Where and when did such an organization materialize? The videos depicting the horror and bloodshed of a late-term abortion, whereby the remnants of the aborted fetus are then systematically dismembered, so callously parted out so as to think that they are no more than pieces of garbage to be discarded (unless, that is, someone is willing to pay an extremely high price for the organs), is preposterous.

Who do these people think that they are? Are the videos depicting the savage systematic genocide not real? Are these individuals who are infected with such a high degree of lunacy so demented as to think that the average person is not horrified and disgusted with such a callous disregard of life displayed by these very same individuals? It calls to mind the 1940s, in the time of Hitler, whereby people like Josef Mengele were free to practice their barbaric experiments on hapless Jews, Gypsies and the disabled.

         J. Smith

         Roxboro, North Carolina


‘Eaglehood’ vs. Personhood

The Planned Parenthood videos raise an interesting question: What does America value? One thing is certain: Our country values the bald eagle.

In June of 1940, the Bald Eagle Protection Act was signed into law to stem the decline of the bald-eagle population. The act and the efforts of conservation groups saved the bald eagle from extinction.

What did this act do? It made it illegal to possess any part of a live or dead bald eagle, including an egg.
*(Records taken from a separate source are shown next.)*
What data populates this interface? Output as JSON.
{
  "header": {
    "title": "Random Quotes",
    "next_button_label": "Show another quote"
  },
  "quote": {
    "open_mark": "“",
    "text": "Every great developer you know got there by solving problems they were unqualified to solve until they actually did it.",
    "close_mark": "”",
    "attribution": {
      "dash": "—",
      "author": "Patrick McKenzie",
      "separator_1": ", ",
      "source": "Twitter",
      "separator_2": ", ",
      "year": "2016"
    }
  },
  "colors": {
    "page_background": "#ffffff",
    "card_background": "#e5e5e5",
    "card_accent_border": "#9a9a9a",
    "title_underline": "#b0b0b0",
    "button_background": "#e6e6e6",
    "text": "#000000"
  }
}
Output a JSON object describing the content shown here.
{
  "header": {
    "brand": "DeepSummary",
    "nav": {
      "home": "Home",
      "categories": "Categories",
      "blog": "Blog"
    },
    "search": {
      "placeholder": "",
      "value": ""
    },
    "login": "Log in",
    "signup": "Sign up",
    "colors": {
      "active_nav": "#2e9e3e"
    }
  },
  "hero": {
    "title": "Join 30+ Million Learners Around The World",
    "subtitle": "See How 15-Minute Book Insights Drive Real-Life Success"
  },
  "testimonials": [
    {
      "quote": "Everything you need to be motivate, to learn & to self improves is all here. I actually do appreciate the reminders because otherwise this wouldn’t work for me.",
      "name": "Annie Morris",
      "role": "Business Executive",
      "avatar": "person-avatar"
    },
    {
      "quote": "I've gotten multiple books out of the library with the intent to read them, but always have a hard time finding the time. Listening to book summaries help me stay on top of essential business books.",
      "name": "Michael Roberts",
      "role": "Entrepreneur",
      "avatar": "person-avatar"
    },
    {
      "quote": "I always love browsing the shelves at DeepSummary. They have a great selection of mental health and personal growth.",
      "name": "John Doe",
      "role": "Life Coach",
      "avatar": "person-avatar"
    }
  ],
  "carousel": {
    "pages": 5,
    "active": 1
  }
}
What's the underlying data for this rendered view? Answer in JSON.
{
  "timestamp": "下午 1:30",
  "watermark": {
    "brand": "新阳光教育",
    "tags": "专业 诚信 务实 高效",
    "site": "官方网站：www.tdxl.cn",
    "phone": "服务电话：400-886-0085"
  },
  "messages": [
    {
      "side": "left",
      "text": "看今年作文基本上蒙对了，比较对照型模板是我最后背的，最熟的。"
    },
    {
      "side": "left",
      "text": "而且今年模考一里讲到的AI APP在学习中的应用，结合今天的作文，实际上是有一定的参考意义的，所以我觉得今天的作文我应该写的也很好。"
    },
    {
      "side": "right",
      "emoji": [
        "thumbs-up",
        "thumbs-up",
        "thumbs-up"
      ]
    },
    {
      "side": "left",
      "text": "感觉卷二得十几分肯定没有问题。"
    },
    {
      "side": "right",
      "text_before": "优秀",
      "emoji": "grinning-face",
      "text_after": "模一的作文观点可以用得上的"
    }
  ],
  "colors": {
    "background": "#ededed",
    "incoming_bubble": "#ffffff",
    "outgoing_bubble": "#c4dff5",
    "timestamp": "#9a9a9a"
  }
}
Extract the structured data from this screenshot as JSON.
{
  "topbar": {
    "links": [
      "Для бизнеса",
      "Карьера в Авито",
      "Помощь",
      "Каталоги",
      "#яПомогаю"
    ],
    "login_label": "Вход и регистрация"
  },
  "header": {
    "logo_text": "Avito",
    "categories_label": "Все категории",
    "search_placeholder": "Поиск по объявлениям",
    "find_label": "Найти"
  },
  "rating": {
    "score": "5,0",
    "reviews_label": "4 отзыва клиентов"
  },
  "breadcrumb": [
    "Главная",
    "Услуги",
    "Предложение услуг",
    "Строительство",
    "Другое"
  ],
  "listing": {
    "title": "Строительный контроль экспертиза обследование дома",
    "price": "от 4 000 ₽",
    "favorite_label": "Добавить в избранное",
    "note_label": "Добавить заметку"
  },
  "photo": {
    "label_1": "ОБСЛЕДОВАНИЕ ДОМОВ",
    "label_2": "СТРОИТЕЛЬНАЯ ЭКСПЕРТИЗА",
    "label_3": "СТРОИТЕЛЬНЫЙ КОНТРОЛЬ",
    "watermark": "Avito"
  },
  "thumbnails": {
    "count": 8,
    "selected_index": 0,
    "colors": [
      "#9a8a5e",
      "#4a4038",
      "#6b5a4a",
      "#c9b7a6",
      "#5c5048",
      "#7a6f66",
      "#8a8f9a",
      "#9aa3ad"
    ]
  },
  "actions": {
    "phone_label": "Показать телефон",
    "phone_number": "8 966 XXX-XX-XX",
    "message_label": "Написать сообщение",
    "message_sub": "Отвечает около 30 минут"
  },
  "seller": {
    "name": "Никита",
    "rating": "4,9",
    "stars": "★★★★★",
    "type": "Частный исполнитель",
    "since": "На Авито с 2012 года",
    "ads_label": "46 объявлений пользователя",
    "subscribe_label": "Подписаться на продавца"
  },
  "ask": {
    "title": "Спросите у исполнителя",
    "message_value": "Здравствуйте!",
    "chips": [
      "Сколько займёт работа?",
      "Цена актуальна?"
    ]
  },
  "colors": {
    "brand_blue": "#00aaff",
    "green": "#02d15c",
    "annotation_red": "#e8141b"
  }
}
This inclusion of the egg is insightful, because it demonstrates that our lawmakers inherently understood that a bald eagle egg contained a living and developing eagle (not a collection of tissue). The act offered the “unhatched” eagle protection. So, long before Roe v. Wade removed protections for unborn children, our government recognized the right to life, or “eaglehood,” of unborn eagles.

Why didn’t the Supreme Court recognize the “personhood” of an unborn child? Why wouldn’t they at least apply the standards of the Bald Eagle Protection Act to unborn children? Are unborn children not as important as unborn eagles? Would our government fund an organization that kills more than 300,000 “unhatched” bald eagles annually and sells their parts for research? Why can Planned Parenthood butcher unborn children and receive government funds?

What kind of culture protects unborn animals but doesn’t protect unborn children? How can supporters of abortion and Planned Parenthood logically answer these questions? They cannot, because abortion is an illogical and indefensible position. G.K. Chesterton said, “Wherever there is animal worship, there is human sacrifice.” Since 1973, more than 50 million children have been sacrificed through abortion. I hope that someday we will pass a Personhood Protection Act that protects unborn children like our government protects the bald eagle.

         Kevin Kellner

         Cincinnati, Ohio


Excellent Guidance

Regarding “Will the US Surprise the Pope?” (page one, Sept. 20 issue): Father Raymond J. De Souza writes most insightfully, powerfully and beautifully. I am very grateful to him for his articles. He always gives me excellent guidance.

         Msgr. Frank McGrath

         chaplain, Ave Maria School of Law

         Naples, Florida